#### [Items from a data source]

== Segment start ==

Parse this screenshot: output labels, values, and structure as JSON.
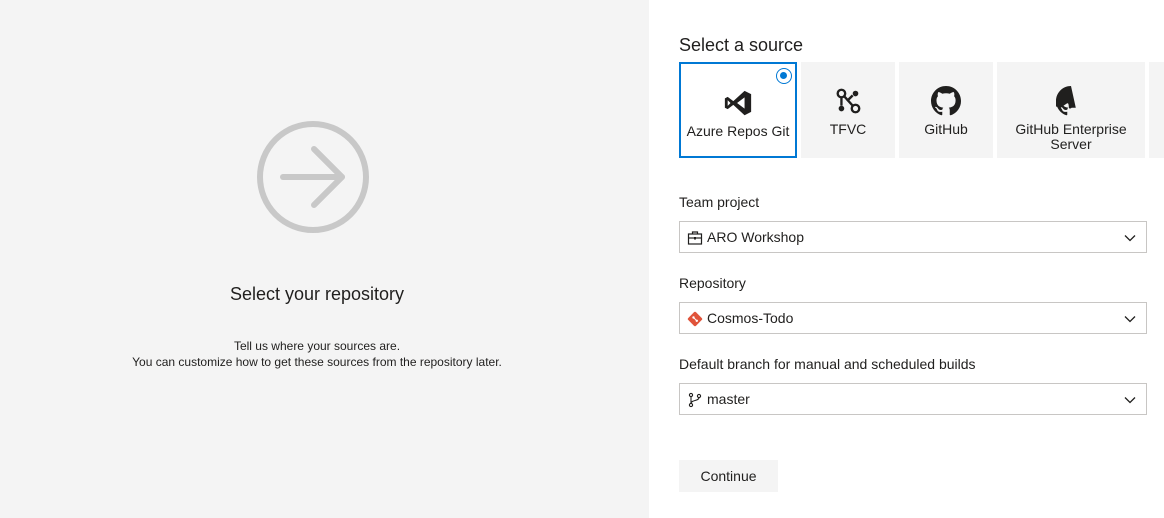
{
  "left": {
    "title": "Select your repository",
    "desc_line1": "Tell us where your sources are.",
    "desc_line2": "You can customize how to get these sources from the repository later."
  },
  "source": {
    "title": "Select a source",
    "options": [
      {
        "label": "Azure Repos Git",
        "icon": "visual-studio-icon",
        "selected": true
      },
      {
        "label": "TFVC",
        "icon": "tfvc-icon",
        "selected": false
      },
      {
        "label": "GitHub",
        "icon": "github-icon",
        "selected": false
      },
      {
        "label": "GitHub Enterprise Server",
        "icon": "github-icon",
        "selected": false
      }
    ]
  },
  "fields": {
    "team_project": {
      "label": "Team project",
      "value": "ARO Workshop",
      "icon": "project-icon"
    },
    "repository": {
      "label": "Repository",
      "value": "Cosmos-Todo",
      "icon": "git-repo-icon"
    },
    "branch": {
      "label": "Default branch for manual and scheduled builds",
      "value": "master",
      "icon": "branch-icon"
    }
  },
  "actions": {
    "continue_label": "Continue"
  },
  "colors": {
    "accent": "#0078d4",
    "git_red": "#e0533a",
    "left_bg": "#f4f4f4",
    "hero_icon": "#c8c8c8"
  }
}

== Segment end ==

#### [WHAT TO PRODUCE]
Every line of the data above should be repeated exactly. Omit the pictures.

#### [EXERCISE RESPONSE]
Parse this screenshot: output labels, values, and structure as JSON.
{
  "left": {
    "title": "Select your repository",
    "desc_line1": "Tell us where your sources are.",
    "desc_line2": "You can customize how to get these sources from the repository later."
  },
  "source": {
    "title": "Select a source",
    "options": [
      {
        "label": "Azure Repos Git",
        "icon": "visual-studio-icon",
        "selected": true
      },
      {
        "label": "TFVC",
        "icon": "tfvc-icon",
        "selected": false
      },
      {
        "label": "GitHub",
        "icon": "github-icon",
        "selected": false
      },
      {
        "label": "GitHub Enterprise Server",
        "icon": "github-icon",
        "selected": false
      }
    ]
  },
  "fields": {
    "team_project": {
      "label": "Team project",
      "value": "ARO Workshop",
      "icon": "project-icon"
    },
    "repository": {
      "label": "Repository",
      "value": "Cosmos-Todo",
      "icon": "git-repo-icon"
    },
    "branch": {
      "label": "Default branch for manual and scheduled builds",
      "value": "master",
      "icon": "branch-icon"
    }
  },
  "actions": {
    "continue_label": "Continue"
  },
  "colors": {
    "accent": "#0078d4",
    "git_red": "#e0533a",
    "left_bg": "#f4f4f4",
    "hero_icon": "#c8c8c8"
  }
}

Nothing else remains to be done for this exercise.